Q. Judging by your book’s introduction, you and President Bill Clinton share a passion for spy novels. How did you discover this? How close are you with the former president? Did he inform your characterization of Garland White?

I think we’ve always known it, certainly since reading Ian Fleming and John le Carré in college and watching, with rapt attention, films such as that of Len Deighton’s The Ipcress File, starring Michael Caine. It is not suspense alone, but the importance of what is at stake, as well as the importance of atmosphere, that causes spy stories to rivet our—and so many others’—imaginations.

President Clinton and I have been close friends since we met as Georgetown freshmen, when he had just turned eighteen and I was about to, in September 1964. Such friendships, which are among the finest and most enduring of life’s gifts, cannot be quantified or ranked. Obviously, it is because of this friendship that I have had the privilege and pleasure of visiting Camp David and other rarefied venues associated with the American presidency, but Bill Clinton is not, in even the slightest way, a model for Garland White.

Q. What novels and films have exerted the most influence on your writing?

There are far too many to list, but among the books would be: The Great Gatsby, A Farewell to Arms, A Coffin for Dimitrios, Brideshead Revisited, Appointment in Samara, To Kill a Mockingbird, The Spy Who Came in from the Cold,; and The Day of the Jackal.

Such films would include: Casablanca, The Maltese Falcon, Brief Encounter, Northby Northwest, Dr. No, Lawrence of Arabia, The Graduate, and Dr. Zhivago,; as well as the BBC television series based on Tinker, Tailor, Soldier, Spy and Smiley’sPeople.

Q. Do you think we will we see any familiar characters we meet here in your future novels?

Oh, absolutely!

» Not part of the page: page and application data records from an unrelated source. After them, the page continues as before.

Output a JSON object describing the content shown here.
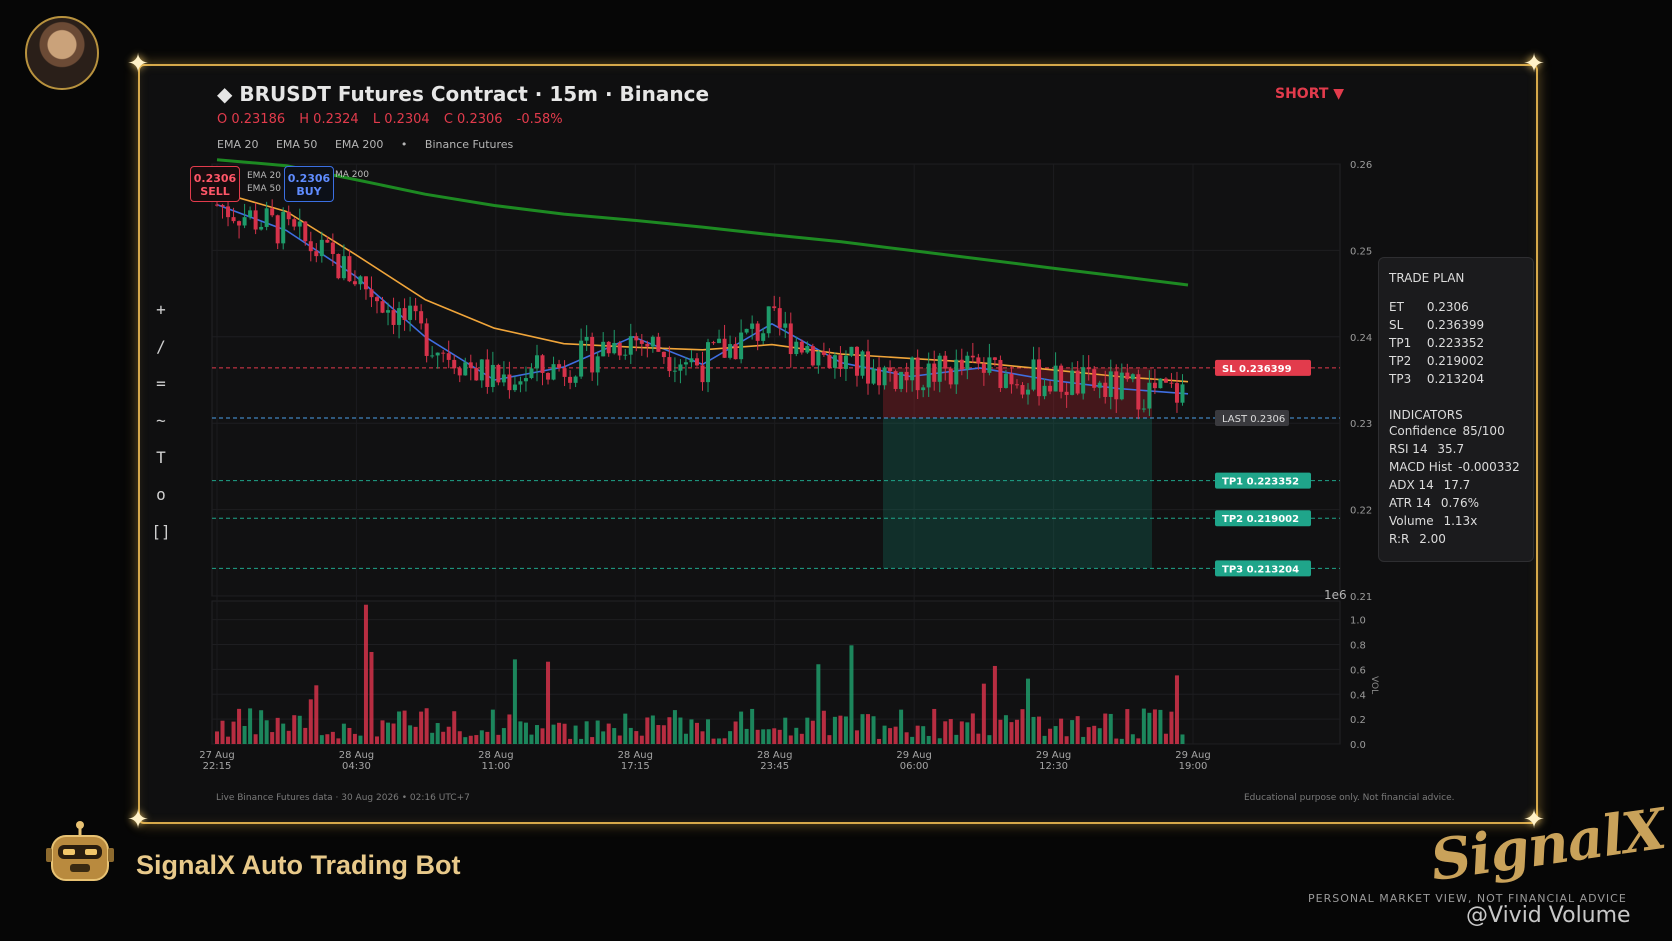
{
  "header": {
    "title": "◆  BRUSDT Futures Contract  ·  15m  ·  Binance",
    "ohlc": {
      "open": "O 0.23186",
      "high": "H 0.2324",
      "low": "L 0.2304",
      "close": "C 0.2306",
      "change": "-0.58%"
    },
    "ema_legend": [
      "EMA 20",
      "EMA 50",
      "EMA 200",
      "•",
      "Binance Futures"
    ],
    "side_button": "SHORT ▼"
  },
  "badges": {
    "sell_price": "0.2306",
    "sell_label": "SELL",
    "buy_price": "0.2306",
    "buy_label": "BUY",
    "hidden_legend_1": "EMA 20",
    "hidden_legend_2": "EMA 50",
    "hidden_legend_3": "MA 200"
  },
  "toolbar": [
    "+",
    "/",
    "=",
    "~",
    "T",
    "o",
    "[]"
  ],
  "chart_data": {
    "type": "candlestick",
    "symbol": "BRUSDT",
    "interval": "15m",
    "price_axis": {
      "ylim": [
        0.21,
        0.26
      ],
      "ticks": [
        "0.26",
        "0.25",
        "0.24",
        "0.23",
        "0.22",
        "0.21"
      ]
    },
    "volume_axis": {
      "ylim": [
        0,
        1.15
      ],
      "ticks": [
        "1.0",
        "0.8",
        "0.6",
        "0.4",
        "0.2",
        "0.0"
      ],
      "label": "VOL",
      "multiplier": "1e6"
    },
    "x_ticks": [
      {
        "line1": "27 Aug",
        "line2": "22:15"
      },
      {
        "line1": "28 Aug",
        "line2": "04:30"
      },
      {
        "line1": "28 Aug",
        "line2": "11:00"
      },
      {
        "line1": "28 Aug",
        "line2": "17:15"
      },
      {
        "line1": "28 Aug",
        "line2": "23:45"
      },
      {
        "line1": "29 Aug",
        "line2": "06:00"
      },
      {
        "line1": "29 Aug",
        "line2": "12:30"
      },
      {
        "line1": "29 Aug",
        "line2": "19:00"
      }
    ],
    "series": [
      {
        "name": "EMA 20",
        "color": "#3f6ee0",
        "values": [
          0.2553,
          0.2523,
          0.247,
          0.24,
          0.235,
          0.2365,
          0.24,
          0.2368,
          0.2415,
          0.237,
          0.2354,
          0.2364,
          0.235,
          0.234,
          0.2334
        ]
      },
      {
        "name": "EMA 50",
        "color": "#f0a53a",
        "values": [
          0.2568,
          0.2545,
          0.2495,
          0.2443,
          0.241,
          0.2392,
          0.2388,
          0.2385,
          0.2391,
          0.238,
          0.2375,
          0.237,
          0.2362,
          0.2354,
          0.2348
        ]
      },
      {
        "name": "EMA 200",
        "color": "#1d8a22",
        "values": [
          0.2605,
          0.2598,
          0.2582,
          0.2565,
          0.2552,
          0.2542,
          0.2535,
          0.2527,
          0.2518,
          0.251,
          0.25,
          0.249,
          0.248,
          0.247,
          0.246
        ]
      }
    ],
    "price_levels": [
      {
        "label": "SL",
        "value": 0.236399,
        "text": "SL  0.236399",
        "color": "#e23b4c"
      },
      {
        "label": "LAST",
        "value": 0.2306,
        "text": "LAST  0.2306",
        "color": "#4aa0e8"
      },
      {
        "label": "TP1",
        "value": 0.223352,
        "text": "TP1  0.223352",
        "color": "#1fa58a"
      },
      {
        "label": "TP2",
        "value": 0.219002,
        "text": "TP2  0.219002",
        "color": "#1fa58a"
      },
      {
        "label": "TP3",
        "value": 0.213204,
        "text": "TP3  0.213204",
        "color": "#1fa58a"
      }
    ]
  },
  "trade_plan": {
    "title": "TRADE PLAN",
    "rows": [
      {
        "k": "ET",
        "v": "0.2306"
      },
      {
        "k": "SL",
        "v": "0.236399"
      },
      {
        "k": "TP1",
        "v": "0.223352"
      },
      {
        "k": "TP2",
        "v": "0.219002"
      },
      {
        "k": "TP3",
        "v": "0.213204"
      }
    ],
    "indicators_title": "INDICATORS",
    "indicators": [
      {
        "k": "Confidence",
        "v": "85/100"
      },
      {
        "k": "RSI 14",
        "v": "35.7"
      },
      {
        "k": "MACD Hist",
        "v": "-0.000332"
      },
      {
        "k": "ADX 14",
        "v": "17.7"
      },
      {
        "k": "ATR 14",
        "v": "0.76%"
      },
      {
        "k": "Volume",
        "v": "1.13x"
      },
      {
        "k": "R:R",
        "v": "2.00"
      }
    ]
  },
  "footer": {
    "left": "Live Binance Futures data  ·  30 Aug 2026 • 02:16 UTC+7",
    "right": "Educational purpose only. Not financial advice."
  },
  "branding": {
    "bot_name": "SignalX Auto Trading Bot",
    "logo": "SignalX",
    "tagline": "PERSONAL MARKET VIEW, NOT FINANCIAL ADVICE",
    "watermark": "@Vivid Volume"
  },
  "colors": {
    "frame": "#d7a94b",
    "up": "#1e9b6a",
    "down": "#d5324a",
    "background": "#0f0f10"
  }
}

I have nearly finished a second Ty Hunter novel in which not only Ty but Oliver and Zara return, as do Bingo, Delilah, Jonty, and Nevada, and.

  • Why does Caplan begin the novel with the murder of Billy Clausen? How do the opening chapters set up what follows and create a sense of suspense and mystery?

  • What makes Ty Hunter such an appealing protagonist? What are his most engaging qualities? In what ways is he both like and unlike other heroes of the genre, James Bond and Jason Bourne, for example?

  • In a moment of playful banter, Zara tells Ty that being an actor and a spy are “two sides of a coin” [p. 97]. In what ways are acting and spying similar? How does Ty use his skills in both areas in The Spy Who Jumped Off the Screen?

  • How does Ian justify stealing and selling nuclear warheads? Is there any truth to his argument that having more warheads loose in the world will actually lessen rather than increase the chances of conflict by empowering weaker nations with the means to protect themselves from aggression?

  • What kind of man is Philip Frost? What motivates him to do what he does? How does he justify his actions? What does Isabella mean when she describes Philip as “a symphony of frost and flame” [p. 201]?

  • Why are Ty and Isabella so drawn to each other? How does their romance both complicate and accelerate the plot of the novel?

  • Oliver tells Ty, “This is not our grandfathers’ world, where the righteous and the evil retreated to their separate base camps. We live side by side in a world of very few uniforms now” [p. 194]. In what ways are good and evil ambiguous, or hard to separate, in the novel?

  • Why does Philip kill Ian? What does he gain by doing so? How does he feel about murdering his friend, mentor, and business partner?

  • What methods, both conventional and unconventional, do Ty and Oliver use to recapture the warheads? How are they able to uncover Philip and Ian’s plan and then thwart it?

  • The growing number of missing nuclear warheads is a very important issue, though it receives little media coverage. How does The Spy Who Jumped Off the Screen dramatize that issue and make it easier to comprehend?